EXERCISE REQUIREMENTS:
For the records that follow, restate each one word for word and leave the images behind.

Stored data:
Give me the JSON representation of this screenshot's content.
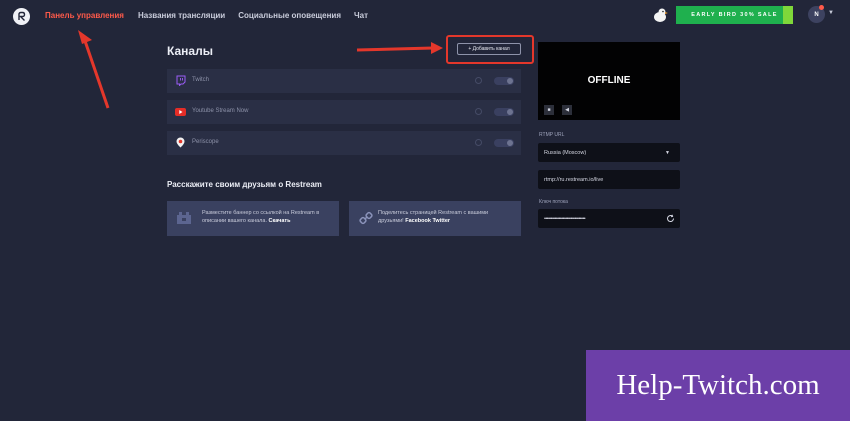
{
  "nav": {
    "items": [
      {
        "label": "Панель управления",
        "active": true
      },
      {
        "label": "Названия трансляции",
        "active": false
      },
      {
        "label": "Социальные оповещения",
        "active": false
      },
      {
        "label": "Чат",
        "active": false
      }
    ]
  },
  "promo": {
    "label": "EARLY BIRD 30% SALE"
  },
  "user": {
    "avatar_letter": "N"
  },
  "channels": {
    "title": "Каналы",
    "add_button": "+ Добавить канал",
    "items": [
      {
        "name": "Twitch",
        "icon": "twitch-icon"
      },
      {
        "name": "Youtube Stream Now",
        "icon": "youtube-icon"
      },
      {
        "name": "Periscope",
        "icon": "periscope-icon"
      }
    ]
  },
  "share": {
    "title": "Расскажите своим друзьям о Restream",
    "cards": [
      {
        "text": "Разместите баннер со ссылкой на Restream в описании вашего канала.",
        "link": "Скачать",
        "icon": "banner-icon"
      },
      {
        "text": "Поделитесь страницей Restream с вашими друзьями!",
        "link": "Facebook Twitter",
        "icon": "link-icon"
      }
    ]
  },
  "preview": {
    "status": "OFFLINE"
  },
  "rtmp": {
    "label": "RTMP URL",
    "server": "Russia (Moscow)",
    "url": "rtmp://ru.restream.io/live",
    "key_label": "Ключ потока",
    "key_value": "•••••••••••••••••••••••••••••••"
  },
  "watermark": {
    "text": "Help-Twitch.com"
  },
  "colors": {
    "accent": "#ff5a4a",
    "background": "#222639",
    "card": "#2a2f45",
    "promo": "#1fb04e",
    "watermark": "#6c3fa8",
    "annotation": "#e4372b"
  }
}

TASK OUTPUT:
Give me the JSON representation of this screenshot's content.
{
  "nav": {
    "items": [
      {
        "label": "Панель управления",
        "active": true
      },
      {
        "label": "Названия трансляции",
        "active": false
      },
      {
        "label": "Социальные оповещения",
        "active": false
      },
      {
        "label": "Чат",
        "active": false
      }
    ]
  },
  "promo": {
    "label": "EARLY BIRD 30% SALE"
  },
  "user": {
    "avatar_letter": "N"
  },
  "channels": {
    "title": "Каналы",
    "add_button": "+ Добавить канал",
    "items": [
      {
        "name": "Twitch",
        "icon": "twitch-icon"
      },
      {
        "name": "Youtube Stream Now",
        "icon": "youtube-icon"
      },
      {
        "name": "Periscope",
        "icon": "periscope-icon"
      }
    ]
  },
  "share": {
    "title": "Расскажите своим друзьям о Restream",
    "cards": [
      {
        "text": "Разместите баннер со ссылкой на Restream в описании вашего канала.",
        "link": "Скачать",
        "icon": "banner-icon"
      },
      {
        "text": "Поделитесь страницей Restream с вашими друзьями!",
        "link": "Facebook Twitter",
        "icon": "link-icon"
      }
    ]
  },
  "preview": {
    "status": "OFFLINE"
  },
  "rtmp": {
    "label": "RTMP URL",
    "server": "Russia (Moscow)",
    "url": "rtmp://ru.restream.io/live",
    "key_label": "Ключ потока",
    "key_value": "•••••••••••••••••••••••••••••••"
  },
  "watermark": {
    "text": "Help-Twitch.com"
  },
  "colors": {
    "accent": "#ff5a4a",
    "background": "#222639",
    "card": "#2a2f45",
    "promo": "#1fb04e",
    "watermark": "#6c3fa8",
    "annotation": "#e4372b"
  }
}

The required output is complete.